“It will treble in size over the next ten years,” says Caroline.

That certainly beats turning it into a landfill tip.

Fact file

North Cave Wetlands is at Dryham Lane near North Cave, about eight miles south of Market Weighton and 28 miles from York.

There is parking, and the Crosslands hide can be reached by people in a wheelchair.

The original 2004 reserve covers almost 100 acres: and a later phase, Dryham Ings just south of Dryham Lane, a further 40 acres. By 2020, once quarrying has finished and more lakes have been dug and planted, the entire reserve is expected to cover about 370 acres.

The reserve is managed by the wildlife rust – with the enthusiastic support of a group of local volunteers.

Discover the wildlife of Yorkshire

The Yorkshire Wildlife Trust has brought out a handy – and beautifully illustrated – guide to all 96 of its nature reserves across the county.

These range from wetlands such as North Cave and Wheldrake Ings, to coastal reserves such as Spurn and Flamborough Cliffs, to woods, upland reserves, grassland reserves – and urban nature reserves, such as Askham Bog.

The Discover Yorkshire’s Wildlife guide covers the whole of Yorkshire.
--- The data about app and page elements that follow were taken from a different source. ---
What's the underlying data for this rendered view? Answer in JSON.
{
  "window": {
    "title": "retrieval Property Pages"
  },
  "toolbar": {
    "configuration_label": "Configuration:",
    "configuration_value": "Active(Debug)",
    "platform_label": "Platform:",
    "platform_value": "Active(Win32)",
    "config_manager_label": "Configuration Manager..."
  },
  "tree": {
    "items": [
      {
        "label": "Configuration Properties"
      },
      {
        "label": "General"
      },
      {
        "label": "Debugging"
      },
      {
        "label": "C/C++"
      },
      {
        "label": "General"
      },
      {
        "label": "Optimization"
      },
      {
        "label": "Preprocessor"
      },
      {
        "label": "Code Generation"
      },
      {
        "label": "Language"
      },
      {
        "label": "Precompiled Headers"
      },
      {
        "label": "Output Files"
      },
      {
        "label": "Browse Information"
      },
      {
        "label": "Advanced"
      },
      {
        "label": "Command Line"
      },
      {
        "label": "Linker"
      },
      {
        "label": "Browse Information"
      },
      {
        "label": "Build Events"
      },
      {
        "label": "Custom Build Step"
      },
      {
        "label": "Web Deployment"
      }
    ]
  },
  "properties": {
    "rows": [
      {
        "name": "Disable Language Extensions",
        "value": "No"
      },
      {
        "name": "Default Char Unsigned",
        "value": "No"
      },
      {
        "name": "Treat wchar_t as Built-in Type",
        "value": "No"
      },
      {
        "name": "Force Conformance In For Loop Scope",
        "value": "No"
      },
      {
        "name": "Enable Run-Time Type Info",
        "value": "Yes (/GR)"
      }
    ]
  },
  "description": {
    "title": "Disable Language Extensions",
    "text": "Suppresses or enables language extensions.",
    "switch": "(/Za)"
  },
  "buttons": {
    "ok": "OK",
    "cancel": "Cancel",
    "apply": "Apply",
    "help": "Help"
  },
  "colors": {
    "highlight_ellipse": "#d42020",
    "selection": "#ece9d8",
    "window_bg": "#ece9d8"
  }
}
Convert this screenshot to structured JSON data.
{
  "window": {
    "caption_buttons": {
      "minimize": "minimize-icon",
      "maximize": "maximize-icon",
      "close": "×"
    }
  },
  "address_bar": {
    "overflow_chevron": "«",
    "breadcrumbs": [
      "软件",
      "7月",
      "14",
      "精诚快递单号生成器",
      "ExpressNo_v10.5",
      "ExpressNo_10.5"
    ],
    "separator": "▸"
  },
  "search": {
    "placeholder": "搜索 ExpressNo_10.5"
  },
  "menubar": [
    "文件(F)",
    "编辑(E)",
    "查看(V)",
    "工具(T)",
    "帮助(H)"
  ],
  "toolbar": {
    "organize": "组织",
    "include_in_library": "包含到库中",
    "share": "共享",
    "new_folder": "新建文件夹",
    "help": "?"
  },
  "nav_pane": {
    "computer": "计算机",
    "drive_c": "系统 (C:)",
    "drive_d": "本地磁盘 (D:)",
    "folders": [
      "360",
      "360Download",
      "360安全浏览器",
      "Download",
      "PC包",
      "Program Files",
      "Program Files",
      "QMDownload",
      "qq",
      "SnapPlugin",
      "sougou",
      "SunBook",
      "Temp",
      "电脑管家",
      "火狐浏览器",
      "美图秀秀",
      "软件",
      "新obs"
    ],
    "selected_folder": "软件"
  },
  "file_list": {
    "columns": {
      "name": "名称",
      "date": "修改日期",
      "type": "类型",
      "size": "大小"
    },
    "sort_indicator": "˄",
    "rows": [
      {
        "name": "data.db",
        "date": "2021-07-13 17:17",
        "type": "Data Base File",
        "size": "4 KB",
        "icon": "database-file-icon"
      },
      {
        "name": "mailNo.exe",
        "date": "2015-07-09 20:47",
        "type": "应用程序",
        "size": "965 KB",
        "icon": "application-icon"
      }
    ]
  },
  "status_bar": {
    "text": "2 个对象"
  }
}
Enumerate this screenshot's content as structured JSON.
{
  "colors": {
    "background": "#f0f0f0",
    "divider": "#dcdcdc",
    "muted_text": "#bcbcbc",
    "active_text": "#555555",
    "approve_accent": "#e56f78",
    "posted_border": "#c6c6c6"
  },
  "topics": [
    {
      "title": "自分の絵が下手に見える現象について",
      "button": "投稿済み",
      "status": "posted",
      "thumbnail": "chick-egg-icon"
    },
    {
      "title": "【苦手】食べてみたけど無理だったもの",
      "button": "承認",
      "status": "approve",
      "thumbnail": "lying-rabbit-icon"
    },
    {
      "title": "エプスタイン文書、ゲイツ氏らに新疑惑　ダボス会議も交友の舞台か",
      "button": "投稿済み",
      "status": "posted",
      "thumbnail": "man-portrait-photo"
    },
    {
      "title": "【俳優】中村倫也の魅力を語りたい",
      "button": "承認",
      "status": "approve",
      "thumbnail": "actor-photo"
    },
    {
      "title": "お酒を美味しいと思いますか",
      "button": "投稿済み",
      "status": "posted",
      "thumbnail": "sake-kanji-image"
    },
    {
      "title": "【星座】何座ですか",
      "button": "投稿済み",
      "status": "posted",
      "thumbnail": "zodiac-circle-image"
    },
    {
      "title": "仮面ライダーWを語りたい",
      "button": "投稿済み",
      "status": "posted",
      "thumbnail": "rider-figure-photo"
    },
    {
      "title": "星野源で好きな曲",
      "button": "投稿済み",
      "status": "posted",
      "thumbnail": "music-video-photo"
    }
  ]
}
Each reserve has two pages of description, stunning photographs, a location map, and a season-by-season guide to the kinds of plants and animals you can expect to see.

The guide is available, priced £12.99, direct from the Yorkshire Wildlife Trust offices at 1 St George’s Place, York.

Alternatively, it can be ordered by calling 01904 659570 or emailing, in which case there will be a £2 p&p charge.